Data about app and page elements:

Content starts

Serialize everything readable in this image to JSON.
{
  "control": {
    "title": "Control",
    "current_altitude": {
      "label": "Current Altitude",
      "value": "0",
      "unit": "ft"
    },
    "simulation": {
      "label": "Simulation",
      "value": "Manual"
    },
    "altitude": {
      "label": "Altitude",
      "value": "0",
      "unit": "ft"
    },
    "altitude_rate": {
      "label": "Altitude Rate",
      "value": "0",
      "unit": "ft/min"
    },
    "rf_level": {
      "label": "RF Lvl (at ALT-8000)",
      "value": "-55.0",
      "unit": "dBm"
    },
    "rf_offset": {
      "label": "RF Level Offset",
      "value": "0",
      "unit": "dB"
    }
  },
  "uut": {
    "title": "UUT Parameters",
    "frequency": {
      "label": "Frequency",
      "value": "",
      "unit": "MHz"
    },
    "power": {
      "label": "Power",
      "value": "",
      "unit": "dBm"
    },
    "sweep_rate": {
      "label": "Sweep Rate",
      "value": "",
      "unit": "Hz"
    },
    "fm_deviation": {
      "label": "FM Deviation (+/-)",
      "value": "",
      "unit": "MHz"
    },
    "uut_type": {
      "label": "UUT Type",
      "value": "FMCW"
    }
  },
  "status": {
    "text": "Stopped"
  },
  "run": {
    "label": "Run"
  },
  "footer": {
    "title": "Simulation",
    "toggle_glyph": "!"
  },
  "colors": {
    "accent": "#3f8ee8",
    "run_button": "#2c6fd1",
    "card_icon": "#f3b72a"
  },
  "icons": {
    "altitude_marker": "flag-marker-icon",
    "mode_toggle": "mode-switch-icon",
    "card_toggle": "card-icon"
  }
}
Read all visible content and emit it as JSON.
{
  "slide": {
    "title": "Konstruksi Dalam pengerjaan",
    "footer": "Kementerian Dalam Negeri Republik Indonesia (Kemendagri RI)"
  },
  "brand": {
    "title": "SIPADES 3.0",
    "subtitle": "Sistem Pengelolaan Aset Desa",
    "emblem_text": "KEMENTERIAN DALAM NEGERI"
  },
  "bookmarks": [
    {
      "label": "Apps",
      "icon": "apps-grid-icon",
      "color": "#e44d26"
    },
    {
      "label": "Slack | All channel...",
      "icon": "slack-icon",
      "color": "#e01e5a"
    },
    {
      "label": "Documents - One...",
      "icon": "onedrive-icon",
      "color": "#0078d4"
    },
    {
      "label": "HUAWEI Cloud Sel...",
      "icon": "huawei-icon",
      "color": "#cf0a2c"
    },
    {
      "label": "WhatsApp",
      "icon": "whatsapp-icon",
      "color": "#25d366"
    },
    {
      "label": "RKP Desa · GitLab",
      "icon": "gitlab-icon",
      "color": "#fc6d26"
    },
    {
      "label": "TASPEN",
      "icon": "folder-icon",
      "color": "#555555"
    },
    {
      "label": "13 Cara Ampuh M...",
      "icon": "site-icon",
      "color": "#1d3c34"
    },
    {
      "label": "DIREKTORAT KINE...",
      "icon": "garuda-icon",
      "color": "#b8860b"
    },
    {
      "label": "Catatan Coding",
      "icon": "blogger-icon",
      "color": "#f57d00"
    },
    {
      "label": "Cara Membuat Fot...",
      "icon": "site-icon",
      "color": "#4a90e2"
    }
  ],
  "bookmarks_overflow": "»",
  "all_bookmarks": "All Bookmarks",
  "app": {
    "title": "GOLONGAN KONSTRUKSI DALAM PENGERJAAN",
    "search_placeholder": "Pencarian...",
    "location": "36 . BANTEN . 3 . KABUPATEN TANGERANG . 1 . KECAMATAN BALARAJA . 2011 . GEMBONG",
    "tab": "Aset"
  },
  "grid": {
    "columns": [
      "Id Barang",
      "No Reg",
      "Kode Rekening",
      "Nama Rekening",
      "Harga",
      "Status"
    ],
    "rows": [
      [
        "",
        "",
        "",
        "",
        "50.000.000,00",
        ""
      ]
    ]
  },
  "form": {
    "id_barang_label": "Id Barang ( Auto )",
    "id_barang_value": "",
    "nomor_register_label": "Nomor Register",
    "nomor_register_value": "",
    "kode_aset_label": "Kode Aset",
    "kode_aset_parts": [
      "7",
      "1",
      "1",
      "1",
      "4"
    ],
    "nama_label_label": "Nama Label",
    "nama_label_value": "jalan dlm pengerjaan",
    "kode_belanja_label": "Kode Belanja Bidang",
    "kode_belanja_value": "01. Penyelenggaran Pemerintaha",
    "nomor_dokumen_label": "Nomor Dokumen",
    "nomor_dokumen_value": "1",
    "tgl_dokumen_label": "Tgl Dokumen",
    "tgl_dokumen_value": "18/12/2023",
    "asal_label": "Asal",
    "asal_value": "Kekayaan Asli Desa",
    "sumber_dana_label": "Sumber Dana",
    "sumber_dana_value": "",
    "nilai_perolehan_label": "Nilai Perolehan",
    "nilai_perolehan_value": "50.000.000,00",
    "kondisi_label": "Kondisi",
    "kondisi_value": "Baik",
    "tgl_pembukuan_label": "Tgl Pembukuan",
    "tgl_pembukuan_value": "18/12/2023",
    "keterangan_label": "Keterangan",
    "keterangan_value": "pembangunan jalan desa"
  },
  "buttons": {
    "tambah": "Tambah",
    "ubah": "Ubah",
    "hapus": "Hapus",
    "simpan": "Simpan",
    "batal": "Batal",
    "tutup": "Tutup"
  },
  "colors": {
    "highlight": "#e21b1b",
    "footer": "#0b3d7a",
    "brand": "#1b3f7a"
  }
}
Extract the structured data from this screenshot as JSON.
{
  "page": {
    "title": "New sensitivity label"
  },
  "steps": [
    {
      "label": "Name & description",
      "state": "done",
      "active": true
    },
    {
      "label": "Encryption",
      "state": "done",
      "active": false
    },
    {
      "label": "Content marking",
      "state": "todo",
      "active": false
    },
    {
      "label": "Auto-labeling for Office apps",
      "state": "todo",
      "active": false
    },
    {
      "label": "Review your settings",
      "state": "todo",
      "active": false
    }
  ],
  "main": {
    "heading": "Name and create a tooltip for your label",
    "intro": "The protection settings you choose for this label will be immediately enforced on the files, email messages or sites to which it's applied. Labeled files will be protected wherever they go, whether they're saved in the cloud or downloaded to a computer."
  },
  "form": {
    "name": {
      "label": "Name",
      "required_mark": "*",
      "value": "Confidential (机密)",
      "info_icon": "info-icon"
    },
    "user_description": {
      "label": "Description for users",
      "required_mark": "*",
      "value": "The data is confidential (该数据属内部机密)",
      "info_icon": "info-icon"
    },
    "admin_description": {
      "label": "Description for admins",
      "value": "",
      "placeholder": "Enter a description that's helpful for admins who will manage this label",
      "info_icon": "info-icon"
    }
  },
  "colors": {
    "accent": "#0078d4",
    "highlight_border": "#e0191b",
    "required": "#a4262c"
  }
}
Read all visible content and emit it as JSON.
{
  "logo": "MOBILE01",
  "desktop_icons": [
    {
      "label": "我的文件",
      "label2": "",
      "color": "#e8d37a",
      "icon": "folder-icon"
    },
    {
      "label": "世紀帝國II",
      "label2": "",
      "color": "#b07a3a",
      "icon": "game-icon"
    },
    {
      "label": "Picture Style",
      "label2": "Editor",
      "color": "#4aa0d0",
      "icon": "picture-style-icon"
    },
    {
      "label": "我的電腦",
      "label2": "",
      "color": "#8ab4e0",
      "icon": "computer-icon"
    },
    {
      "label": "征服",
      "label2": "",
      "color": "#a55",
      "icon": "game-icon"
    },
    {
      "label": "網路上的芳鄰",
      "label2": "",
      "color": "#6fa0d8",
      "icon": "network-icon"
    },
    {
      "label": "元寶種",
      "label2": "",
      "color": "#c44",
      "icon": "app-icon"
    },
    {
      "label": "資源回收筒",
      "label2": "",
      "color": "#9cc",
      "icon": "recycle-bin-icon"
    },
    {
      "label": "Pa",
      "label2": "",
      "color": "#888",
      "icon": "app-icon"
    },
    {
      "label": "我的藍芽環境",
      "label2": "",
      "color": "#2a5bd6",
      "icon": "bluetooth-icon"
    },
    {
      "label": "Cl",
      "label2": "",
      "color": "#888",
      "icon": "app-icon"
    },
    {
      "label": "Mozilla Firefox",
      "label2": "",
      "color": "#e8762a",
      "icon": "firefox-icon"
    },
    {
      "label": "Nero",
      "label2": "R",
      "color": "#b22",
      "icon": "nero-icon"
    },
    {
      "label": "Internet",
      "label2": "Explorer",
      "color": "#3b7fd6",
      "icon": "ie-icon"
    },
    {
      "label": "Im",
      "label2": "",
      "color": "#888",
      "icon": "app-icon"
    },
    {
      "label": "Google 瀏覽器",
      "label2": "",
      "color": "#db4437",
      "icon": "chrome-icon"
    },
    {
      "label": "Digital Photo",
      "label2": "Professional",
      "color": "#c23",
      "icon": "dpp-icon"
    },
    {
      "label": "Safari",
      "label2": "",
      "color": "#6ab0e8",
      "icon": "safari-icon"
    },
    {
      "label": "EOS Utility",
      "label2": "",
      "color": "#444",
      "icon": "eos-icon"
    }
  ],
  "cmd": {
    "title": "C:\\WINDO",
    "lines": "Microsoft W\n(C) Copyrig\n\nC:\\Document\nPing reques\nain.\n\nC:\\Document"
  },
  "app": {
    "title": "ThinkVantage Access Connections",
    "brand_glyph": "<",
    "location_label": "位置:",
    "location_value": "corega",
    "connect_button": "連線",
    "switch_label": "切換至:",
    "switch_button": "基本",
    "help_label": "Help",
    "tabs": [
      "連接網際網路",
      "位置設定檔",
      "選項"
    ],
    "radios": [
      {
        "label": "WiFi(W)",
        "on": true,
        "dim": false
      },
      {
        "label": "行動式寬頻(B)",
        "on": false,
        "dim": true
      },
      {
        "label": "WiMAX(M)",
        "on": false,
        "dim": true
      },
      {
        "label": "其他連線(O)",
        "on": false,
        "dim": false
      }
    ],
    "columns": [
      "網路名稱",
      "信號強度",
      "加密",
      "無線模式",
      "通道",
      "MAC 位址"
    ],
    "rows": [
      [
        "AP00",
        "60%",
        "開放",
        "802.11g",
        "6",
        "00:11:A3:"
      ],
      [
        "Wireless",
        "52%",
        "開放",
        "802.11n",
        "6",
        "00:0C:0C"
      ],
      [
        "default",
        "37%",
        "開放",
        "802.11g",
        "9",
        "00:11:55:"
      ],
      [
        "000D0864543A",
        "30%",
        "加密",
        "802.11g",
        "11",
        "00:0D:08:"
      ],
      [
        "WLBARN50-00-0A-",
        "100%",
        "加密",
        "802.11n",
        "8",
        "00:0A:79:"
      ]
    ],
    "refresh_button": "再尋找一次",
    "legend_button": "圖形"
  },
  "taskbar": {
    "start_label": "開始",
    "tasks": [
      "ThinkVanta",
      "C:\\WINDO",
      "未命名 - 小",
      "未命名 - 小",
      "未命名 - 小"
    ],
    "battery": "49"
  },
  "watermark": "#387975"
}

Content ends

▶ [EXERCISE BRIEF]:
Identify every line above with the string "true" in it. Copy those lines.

▶ [TASK RESULT]:
      "active": true
        "on": true,
        "dim": true
        "dim": true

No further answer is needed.